Records for processing:
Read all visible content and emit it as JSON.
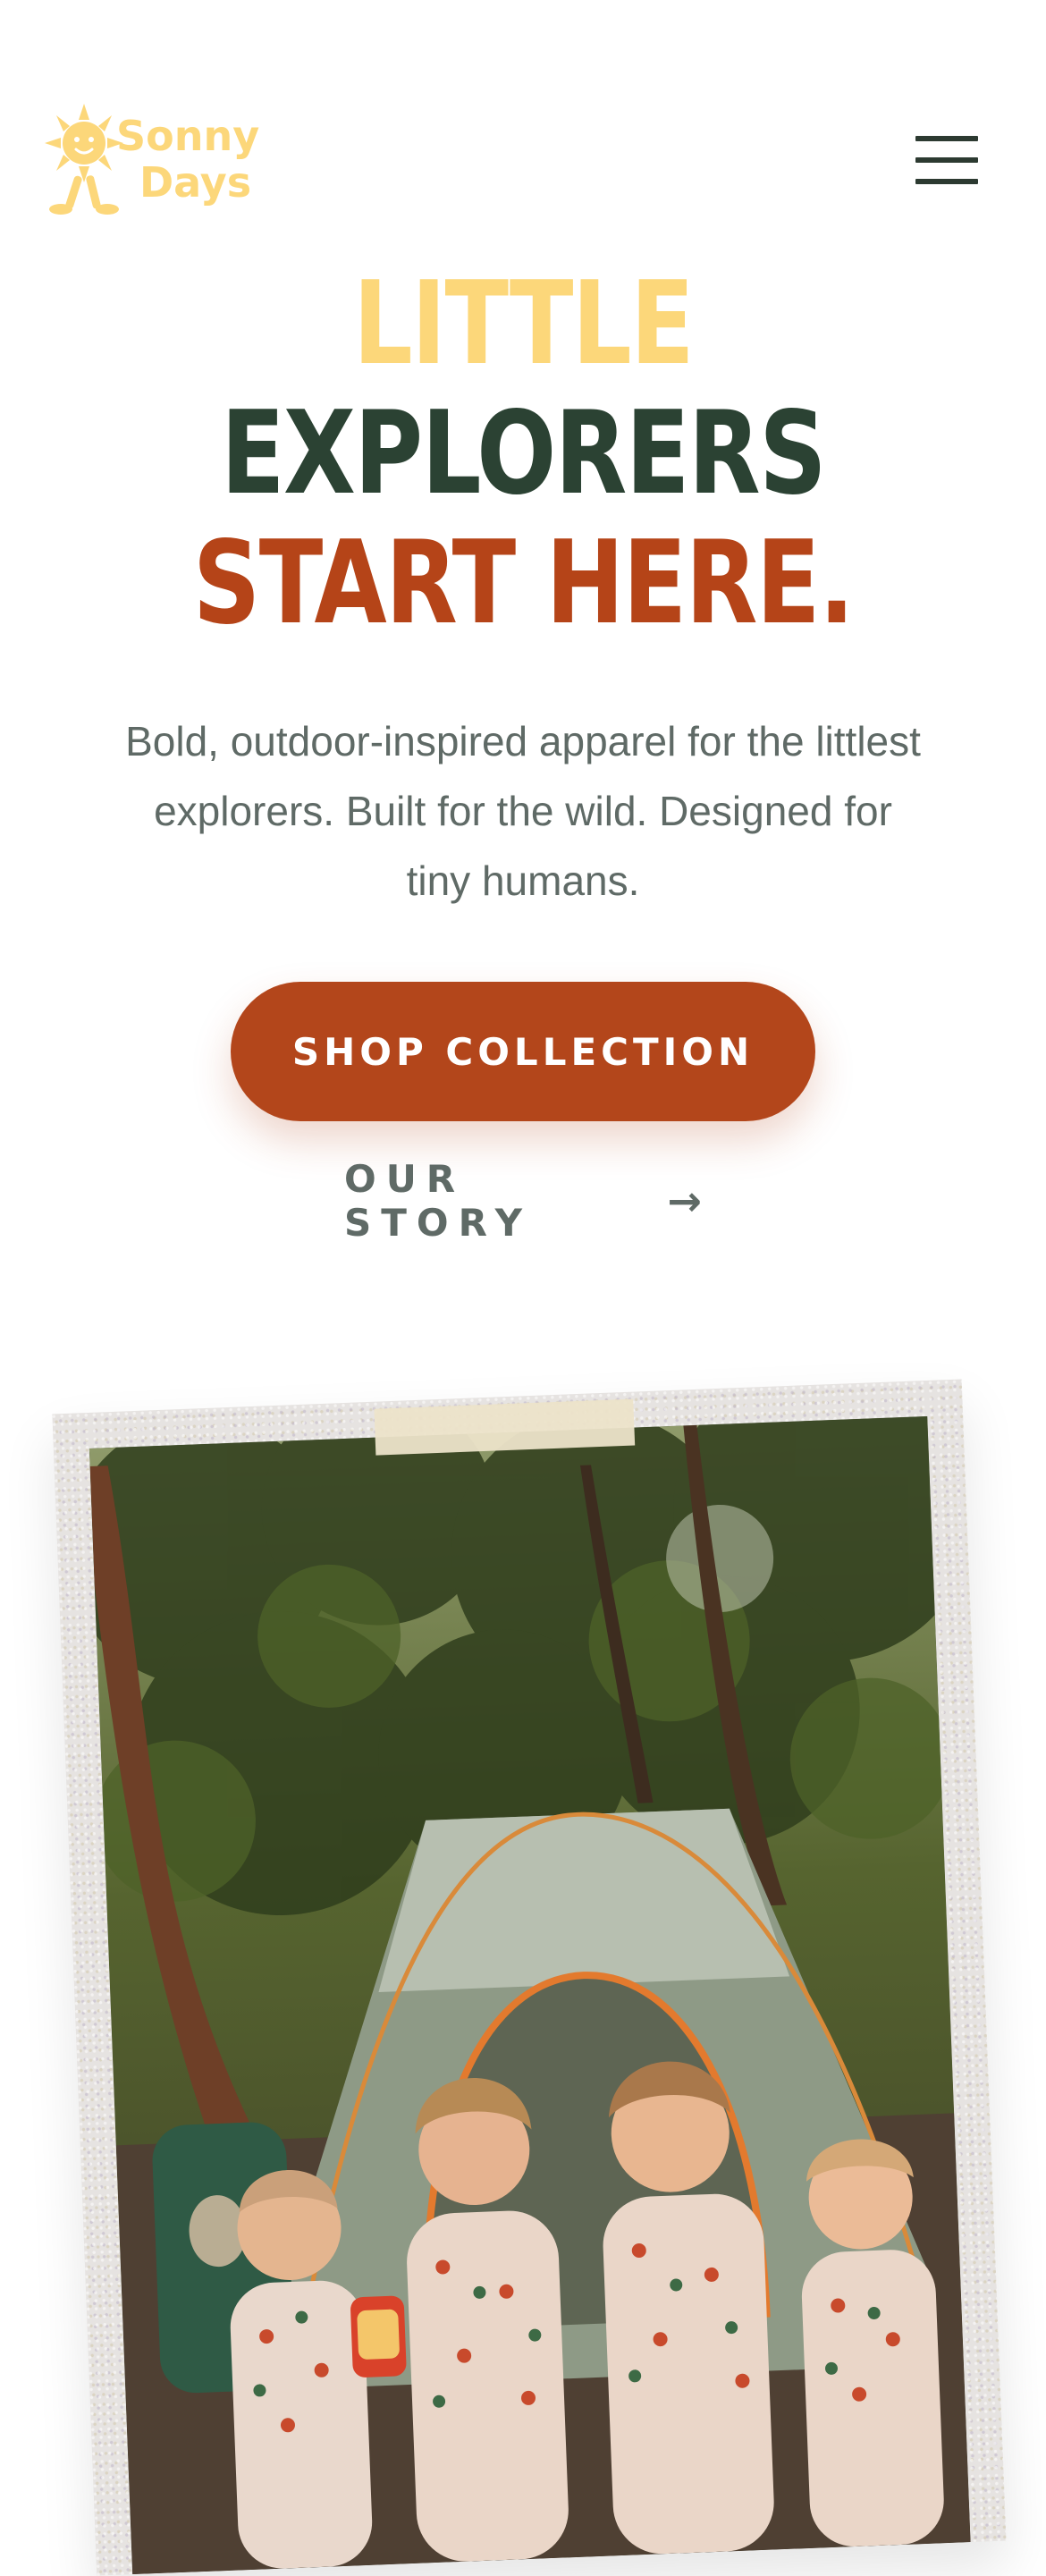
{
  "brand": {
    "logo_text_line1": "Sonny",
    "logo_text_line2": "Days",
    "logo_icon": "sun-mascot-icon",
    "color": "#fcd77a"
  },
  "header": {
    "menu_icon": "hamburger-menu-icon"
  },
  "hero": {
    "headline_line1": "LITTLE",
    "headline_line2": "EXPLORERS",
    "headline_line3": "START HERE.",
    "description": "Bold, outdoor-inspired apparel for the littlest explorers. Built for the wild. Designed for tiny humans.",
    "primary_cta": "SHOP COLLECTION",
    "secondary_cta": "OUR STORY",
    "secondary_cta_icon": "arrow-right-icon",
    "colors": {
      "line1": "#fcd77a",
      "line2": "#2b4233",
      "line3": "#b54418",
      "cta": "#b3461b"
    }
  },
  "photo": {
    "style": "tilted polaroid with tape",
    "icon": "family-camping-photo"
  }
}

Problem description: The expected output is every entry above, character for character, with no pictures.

Answer:
Read all visible content and emit it as JSON.
{
  "brand": {
    "logo_text_line1": "Sonny",
    "logo_text_line2": "Days",
    "logo_icon": "sun-mascot-icon",
    "color": "#fcd77a"
  },
  "header": {
    "menu_icon": "hamburger-menu-icon"
  },
  "hero": {
    "headline_line1": "LITTLE",
    "headline_line2": "EXPLORERS",
    "headline_line3": "START HERE.",
    "description": "Bold, outdoor-inspired apparel for the littlest explorers. Built for the wild. Designed for tiny humans.",
    "primary_cta": "SHOP COLLECTION",
    "secondary_cta": "OUR STORY",
    "secondary_cta_icon": "arrow-right-icon",
    "colors": {
      "line1": "#fcd77a",
      "line2": "#2b4233",
      "line3": "#b54418",
      "cta": "#b3461b"
    }
  },
  "photo": {
    "style": "tilted polaroid with tape",
    "icon": "family-camping-photo"
  }
}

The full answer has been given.